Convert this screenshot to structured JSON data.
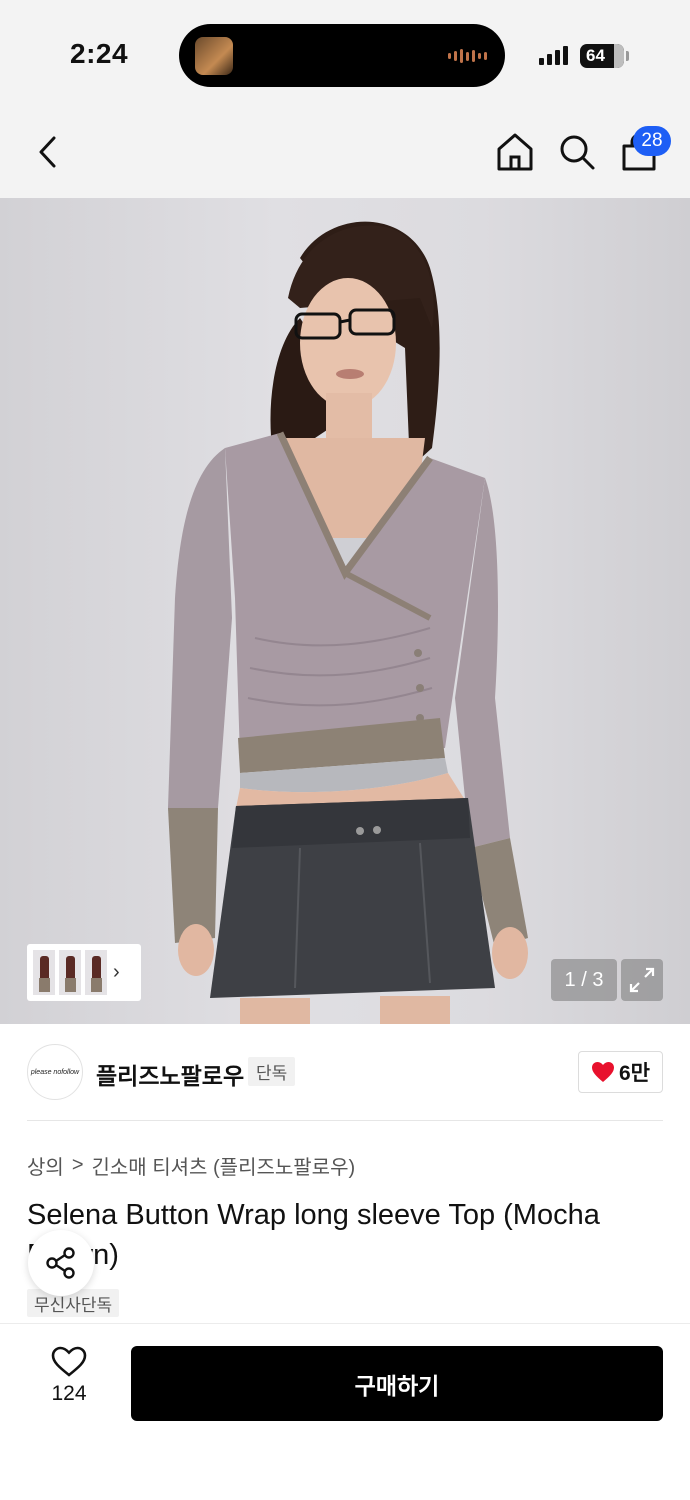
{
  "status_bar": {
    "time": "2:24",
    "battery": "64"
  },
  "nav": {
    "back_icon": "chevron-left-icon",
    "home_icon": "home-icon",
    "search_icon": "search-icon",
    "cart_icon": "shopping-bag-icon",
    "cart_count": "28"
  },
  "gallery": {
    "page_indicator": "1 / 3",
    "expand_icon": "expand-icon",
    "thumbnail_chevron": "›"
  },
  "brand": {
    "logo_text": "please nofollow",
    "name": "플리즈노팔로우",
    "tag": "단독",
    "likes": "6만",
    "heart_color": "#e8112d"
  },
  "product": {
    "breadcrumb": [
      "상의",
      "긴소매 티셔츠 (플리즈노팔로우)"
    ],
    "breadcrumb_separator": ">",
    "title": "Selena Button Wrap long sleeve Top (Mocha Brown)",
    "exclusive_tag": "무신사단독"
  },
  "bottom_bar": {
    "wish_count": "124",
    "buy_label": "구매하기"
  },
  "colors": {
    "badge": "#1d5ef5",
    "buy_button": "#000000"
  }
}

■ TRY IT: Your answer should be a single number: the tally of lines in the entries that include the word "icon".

■ FINISHED EXERCISE: 5